Given records
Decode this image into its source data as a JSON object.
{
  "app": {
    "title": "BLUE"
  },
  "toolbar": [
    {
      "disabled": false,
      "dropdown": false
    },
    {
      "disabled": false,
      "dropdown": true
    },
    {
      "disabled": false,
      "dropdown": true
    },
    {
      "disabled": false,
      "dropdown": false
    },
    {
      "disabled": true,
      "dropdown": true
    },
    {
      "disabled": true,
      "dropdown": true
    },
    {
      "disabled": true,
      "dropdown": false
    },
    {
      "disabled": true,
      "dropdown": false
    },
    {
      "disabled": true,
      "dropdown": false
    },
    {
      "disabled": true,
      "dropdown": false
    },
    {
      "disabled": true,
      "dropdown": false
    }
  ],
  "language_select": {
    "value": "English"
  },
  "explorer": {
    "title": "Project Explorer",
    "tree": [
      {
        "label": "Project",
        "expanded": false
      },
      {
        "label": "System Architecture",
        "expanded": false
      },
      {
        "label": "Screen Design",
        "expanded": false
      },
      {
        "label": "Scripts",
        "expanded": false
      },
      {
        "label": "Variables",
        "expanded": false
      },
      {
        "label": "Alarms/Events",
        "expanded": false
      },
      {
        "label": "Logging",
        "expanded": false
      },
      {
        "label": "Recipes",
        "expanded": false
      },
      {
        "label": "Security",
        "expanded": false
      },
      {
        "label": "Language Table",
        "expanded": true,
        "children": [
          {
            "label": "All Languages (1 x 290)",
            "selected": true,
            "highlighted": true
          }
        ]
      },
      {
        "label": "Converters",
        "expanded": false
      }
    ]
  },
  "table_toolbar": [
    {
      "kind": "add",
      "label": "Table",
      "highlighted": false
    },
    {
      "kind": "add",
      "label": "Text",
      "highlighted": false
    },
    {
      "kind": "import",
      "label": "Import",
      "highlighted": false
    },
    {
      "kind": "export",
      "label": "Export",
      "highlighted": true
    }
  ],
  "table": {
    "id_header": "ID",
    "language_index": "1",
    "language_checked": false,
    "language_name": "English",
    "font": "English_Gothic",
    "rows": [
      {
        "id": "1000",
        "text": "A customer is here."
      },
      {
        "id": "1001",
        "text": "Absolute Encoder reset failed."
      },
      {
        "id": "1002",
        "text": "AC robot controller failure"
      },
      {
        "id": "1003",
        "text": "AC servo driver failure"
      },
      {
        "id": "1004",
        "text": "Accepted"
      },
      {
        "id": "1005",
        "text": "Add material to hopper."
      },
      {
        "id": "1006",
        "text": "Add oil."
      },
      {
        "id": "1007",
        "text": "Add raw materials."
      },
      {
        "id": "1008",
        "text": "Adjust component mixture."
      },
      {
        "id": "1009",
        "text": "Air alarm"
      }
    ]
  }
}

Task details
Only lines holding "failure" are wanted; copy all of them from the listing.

Reply
        "text": "AC robot controller failure"
        "text": "AC servo driver failure"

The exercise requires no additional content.